        Now that the flow of cheap labor has dropped drastically because of labor laws and curbs on immigration, it's really no surprise that most large companies have outsourced their manufacturing to Third World countries where they can still find cheap labor.  But what will happen when that source dries up?

        I admit that I don't have any answers, but I think we need to mull over some of these things.  How can we have an economy that gives dignity to everyone?  How can America really fulfill its promise of "life, liberty, and the pursuit of happiness" to every citizen, not just an elite few?  I hesitate to point this out, but the men who wrote the Declaration of Independence and the Constitution were landed gentry, part of "The Top" of society at that time.  They said, "All men are created equal", but many of them owned slaves.  Were they thinking of them as "equal"?  I'm not sure.  Even after over 200 years of existence, our country hasn't really reached this ideal of equality.

        No, I'm not a Communist or a Socialist.  Those systems haven't worked either.  Human greed and government corruption eroded them.  In fact, that seems to be what is happening to our country, too.  No one wants the parties to sit down and submit to arbitration.  No one seems to be looking for what is fair, for "Liberty and Justice for All" as we say in our Pledge of Allegiance.   Instead, we're divided into camps that shout at each other rather than talking to each other.  Each side vilifying the other as wrong, and claiming their side to be right.
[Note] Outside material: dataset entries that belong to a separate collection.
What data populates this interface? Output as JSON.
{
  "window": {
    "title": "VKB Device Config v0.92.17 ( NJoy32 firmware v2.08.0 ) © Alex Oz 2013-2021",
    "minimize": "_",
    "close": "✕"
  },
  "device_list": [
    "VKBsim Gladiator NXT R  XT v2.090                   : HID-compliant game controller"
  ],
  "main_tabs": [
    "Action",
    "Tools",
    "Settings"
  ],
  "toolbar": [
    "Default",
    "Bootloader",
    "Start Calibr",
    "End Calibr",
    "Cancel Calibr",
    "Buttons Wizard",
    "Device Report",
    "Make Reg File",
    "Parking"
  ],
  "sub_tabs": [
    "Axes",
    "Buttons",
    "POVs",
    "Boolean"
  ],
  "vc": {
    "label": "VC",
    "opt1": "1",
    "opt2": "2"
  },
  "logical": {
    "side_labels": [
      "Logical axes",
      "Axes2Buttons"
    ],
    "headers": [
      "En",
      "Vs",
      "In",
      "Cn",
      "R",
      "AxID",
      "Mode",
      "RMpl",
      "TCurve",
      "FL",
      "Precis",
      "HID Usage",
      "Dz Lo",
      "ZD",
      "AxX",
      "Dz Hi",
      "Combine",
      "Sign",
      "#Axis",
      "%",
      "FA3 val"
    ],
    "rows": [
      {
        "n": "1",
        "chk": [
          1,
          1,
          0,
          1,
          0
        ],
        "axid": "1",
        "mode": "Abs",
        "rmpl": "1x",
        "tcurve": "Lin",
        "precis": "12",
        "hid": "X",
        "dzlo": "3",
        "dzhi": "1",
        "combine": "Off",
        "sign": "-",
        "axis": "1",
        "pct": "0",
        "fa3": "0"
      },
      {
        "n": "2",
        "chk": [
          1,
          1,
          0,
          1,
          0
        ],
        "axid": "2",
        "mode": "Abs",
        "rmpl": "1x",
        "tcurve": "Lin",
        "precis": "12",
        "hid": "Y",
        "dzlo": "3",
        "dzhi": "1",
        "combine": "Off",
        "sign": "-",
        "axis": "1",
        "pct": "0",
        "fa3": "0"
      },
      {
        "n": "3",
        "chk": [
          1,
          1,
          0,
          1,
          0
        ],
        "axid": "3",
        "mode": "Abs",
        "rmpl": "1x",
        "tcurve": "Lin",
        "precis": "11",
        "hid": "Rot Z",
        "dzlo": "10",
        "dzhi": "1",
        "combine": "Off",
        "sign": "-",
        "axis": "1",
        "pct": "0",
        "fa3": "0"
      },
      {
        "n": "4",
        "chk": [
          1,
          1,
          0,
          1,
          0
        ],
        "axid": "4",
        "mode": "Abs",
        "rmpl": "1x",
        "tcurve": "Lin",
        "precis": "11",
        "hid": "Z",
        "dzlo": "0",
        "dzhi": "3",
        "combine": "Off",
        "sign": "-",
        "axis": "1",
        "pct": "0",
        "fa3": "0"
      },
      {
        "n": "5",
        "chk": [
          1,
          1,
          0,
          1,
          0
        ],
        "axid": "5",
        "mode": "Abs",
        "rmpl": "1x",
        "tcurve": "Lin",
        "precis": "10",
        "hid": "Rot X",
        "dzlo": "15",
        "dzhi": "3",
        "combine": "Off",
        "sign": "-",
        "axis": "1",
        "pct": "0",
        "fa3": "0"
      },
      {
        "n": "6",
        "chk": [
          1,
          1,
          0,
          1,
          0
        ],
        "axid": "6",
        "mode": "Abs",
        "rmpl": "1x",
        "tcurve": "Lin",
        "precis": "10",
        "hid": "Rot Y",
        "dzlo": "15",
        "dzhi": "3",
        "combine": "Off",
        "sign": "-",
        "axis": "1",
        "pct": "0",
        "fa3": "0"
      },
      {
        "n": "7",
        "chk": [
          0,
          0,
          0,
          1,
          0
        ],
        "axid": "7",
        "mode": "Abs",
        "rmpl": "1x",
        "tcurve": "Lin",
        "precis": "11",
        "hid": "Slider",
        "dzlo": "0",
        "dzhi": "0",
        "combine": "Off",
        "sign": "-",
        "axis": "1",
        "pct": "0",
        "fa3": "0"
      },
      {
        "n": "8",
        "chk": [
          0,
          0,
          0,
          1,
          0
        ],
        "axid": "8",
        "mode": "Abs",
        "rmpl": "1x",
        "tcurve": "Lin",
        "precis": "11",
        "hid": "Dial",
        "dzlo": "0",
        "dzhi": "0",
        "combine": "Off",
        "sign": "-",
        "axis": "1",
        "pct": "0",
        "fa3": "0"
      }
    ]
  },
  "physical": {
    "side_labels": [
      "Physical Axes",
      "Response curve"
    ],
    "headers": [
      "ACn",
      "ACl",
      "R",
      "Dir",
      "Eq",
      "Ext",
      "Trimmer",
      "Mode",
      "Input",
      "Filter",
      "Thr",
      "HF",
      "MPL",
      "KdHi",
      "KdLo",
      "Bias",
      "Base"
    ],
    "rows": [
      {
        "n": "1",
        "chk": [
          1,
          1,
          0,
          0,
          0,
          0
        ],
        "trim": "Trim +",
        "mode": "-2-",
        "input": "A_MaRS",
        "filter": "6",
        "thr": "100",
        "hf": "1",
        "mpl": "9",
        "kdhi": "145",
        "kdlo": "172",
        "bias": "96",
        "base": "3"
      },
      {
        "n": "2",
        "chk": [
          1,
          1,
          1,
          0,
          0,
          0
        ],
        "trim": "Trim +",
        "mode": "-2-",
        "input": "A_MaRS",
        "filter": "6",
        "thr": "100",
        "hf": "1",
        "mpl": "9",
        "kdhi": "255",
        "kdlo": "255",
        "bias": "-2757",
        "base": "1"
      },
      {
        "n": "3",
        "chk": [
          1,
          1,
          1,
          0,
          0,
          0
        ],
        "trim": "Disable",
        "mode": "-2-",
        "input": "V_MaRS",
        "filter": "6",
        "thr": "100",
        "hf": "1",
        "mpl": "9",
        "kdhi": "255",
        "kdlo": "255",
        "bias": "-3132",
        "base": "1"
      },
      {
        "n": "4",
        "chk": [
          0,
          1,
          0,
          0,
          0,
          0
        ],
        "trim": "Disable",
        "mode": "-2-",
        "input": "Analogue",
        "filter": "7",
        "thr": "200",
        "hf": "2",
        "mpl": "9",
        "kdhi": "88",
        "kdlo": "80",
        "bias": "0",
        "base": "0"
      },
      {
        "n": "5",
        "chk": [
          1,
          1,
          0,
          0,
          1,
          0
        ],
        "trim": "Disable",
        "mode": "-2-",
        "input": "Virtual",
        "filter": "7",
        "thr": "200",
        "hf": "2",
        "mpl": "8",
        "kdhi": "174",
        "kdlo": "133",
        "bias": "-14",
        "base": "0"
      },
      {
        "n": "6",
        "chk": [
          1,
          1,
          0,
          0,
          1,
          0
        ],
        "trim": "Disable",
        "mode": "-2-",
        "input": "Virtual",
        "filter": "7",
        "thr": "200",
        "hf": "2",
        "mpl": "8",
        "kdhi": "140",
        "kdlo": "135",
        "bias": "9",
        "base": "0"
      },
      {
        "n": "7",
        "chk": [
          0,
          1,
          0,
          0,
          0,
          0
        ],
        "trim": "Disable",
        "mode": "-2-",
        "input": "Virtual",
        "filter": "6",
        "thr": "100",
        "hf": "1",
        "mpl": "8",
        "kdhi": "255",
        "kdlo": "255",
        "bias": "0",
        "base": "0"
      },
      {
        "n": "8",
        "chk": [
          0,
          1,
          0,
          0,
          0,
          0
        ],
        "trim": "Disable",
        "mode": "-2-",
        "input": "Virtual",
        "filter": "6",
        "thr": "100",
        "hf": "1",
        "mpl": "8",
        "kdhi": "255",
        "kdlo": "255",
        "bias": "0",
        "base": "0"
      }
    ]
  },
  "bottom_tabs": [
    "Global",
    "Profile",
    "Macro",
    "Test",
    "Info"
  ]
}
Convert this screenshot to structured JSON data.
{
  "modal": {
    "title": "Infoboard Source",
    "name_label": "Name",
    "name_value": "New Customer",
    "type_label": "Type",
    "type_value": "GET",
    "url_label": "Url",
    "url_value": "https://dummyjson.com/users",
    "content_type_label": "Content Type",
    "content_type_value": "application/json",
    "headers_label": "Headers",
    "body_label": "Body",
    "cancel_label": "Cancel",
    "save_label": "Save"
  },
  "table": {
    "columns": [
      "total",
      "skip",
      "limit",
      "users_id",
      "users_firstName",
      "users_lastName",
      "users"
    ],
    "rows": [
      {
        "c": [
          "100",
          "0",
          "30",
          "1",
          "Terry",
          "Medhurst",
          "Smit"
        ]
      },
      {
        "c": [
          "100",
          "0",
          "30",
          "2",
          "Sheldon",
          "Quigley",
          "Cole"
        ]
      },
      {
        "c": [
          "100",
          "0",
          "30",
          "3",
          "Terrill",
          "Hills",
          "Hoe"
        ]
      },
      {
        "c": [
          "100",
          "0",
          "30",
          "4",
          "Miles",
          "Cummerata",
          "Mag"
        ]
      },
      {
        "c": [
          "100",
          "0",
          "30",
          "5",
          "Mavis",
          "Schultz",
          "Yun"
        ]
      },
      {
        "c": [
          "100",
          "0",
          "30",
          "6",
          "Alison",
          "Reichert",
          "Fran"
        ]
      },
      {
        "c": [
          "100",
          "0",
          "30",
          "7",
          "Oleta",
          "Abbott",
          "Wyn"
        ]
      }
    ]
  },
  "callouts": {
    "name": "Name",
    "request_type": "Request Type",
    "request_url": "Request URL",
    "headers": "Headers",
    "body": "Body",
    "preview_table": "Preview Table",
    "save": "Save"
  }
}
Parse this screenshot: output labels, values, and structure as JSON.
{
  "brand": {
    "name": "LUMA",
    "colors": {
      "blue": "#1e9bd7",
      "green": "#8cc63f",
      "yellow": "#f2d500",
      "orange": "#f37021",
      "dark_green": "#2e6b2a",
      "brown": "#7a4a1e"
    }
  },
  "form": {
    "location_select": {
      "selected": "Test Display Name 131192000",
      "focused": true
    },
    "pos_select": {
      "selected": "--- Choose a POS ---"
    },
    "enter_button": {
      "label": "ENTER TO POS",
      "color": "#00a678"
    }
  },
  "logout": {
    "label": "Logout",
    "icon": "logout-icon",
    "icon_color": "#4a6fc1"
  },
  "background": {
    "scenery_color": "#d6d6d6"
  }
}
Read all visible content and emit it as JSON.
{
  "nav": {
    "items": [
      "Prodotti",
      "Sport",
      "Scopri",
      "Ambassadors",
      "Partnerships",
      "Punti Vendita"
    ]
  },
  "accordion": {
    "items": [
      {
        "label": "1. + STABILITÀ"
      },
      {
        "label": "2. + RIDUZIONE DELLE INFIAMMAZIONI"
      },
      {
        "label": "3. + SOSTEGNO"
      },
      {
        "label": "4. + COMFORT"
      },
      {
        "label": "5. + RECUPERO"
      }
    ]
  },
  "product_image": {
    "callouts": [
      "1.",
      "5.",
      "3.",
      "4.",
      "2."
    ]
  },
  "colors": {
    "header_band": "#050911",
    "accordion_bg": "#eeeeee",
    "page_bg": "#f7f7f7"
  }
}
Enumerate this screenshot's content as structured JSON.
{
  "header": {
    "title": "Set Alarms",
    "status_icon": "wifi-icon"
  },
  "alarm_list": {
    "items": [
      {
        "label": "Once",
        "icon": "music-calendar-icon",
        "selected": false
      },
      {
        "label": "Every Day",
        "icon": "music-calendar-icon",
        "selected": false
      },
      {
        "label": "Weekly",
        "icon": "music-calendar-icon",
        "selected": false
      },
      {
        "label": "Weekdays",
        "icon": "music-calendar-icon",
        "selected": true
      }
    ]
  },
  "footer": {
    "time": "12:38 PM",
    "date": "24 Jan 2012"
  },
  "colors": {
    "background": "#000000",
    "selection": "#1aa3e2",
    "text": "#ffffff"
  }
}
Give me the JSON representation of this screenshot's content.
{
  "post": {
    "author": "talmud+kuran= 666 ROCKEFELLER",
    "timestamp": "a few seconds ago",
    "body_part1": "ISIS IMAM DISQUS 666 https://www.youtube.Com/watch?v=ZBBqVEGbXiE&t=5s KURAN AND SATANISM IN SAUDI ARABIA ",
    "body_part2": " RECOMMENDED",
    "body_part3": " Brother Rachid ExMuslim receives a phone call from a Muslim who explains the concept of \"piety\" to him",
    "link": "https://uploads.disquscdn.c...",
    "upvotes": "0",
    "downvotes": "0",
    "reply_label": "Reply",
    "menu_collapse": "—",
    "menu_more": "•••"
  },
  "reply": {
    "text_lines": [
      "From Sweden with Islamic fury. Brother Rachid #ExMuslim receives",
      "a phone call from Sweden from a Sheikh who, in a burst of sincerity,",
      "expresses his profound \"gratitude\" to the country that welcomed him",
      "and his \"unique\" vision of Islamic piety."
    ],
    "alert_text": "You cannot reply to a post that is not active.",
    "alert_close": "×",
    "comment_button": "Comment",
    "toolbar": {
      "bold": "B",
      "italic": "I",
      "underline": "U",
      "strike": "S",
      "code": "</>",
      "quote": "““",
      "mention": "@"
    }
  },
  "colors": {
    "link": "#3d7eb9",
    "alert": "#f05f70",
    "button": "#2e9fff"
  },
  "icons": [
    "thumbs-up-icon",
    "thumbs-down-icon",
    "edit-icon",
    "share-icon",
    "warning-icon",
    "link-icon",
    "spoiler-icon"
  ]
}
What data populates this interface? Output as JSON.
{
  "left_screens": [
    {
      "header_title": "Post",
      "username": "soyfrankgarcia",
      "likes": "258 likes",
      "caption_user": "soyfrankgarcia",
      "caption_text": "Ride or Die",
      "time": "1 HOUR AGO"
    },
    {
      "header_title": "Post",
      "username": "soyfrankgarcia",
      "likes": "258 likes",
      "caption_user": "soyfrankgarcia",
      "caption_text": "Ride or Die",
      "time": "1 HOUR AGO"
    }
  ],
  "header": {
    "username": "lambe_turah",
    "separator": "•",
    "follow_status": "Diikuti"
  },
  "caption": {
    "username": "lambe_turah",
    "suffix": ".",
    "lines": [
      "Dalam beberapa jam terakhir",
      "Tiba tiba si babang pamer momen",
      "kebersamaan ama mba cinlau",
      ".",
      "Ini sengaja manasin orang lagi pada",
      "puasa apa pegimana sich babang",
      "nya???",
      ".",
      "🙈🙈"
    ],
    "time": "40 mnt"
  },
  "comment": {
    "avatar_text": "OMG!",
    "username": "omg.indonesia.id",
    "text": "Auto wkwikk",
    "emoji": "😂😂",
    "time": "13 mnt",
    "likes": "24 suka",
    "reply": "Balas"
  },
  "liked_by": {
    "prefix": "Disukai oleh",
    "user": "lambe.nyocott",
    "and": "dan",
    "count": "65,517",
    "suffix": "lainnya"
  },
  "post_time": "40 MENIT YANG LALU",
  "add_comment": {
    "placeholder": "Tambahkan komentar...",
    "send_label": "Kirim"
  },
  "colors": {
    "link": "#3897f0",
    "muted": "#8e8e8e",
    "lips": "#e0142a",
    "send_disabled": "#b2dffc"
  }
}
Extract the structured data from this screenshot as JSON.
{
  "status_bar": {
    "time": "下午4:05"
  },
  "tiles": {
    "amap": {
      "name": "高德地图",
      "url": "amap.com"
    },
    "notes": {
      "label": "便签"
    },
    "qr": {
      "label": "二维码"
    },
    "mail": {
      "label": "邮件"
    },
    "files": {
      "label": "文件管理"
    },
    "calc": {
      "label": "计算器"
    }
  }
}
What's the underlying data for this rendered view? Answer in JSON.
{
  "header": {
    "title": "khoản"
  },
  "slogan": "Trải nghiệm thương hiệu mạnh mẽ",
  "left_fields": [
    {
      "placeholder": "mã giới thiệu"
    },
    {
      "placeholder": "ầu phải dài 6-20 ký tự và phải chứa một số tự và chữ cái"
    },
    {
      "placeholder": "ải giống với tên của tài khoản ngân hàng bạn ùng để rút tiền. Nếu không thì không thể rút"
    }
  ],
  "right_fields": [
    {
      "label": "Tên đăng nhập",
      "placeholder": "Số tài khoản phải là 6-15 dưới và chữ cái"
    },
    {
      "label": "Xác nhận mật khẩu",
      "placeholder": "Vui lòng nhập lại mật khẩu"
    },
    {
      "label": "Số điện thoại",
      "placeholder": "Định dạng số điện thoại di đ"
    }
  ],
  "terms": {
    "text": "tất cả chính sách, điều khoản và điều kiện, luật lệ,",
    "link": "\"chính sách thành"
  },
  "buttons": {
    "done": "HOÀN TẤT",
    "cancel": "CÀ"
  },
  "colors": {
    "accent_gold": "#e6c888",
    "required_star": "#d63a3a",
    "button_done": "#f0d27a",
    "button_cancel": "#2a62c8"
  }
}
This is a dangerous road.  At this point, all I feel I can do is pray to God in Heaven to heal and help us learn to be more like Him--for He is the one who truly wants liberty, justice, and hope for every one of us.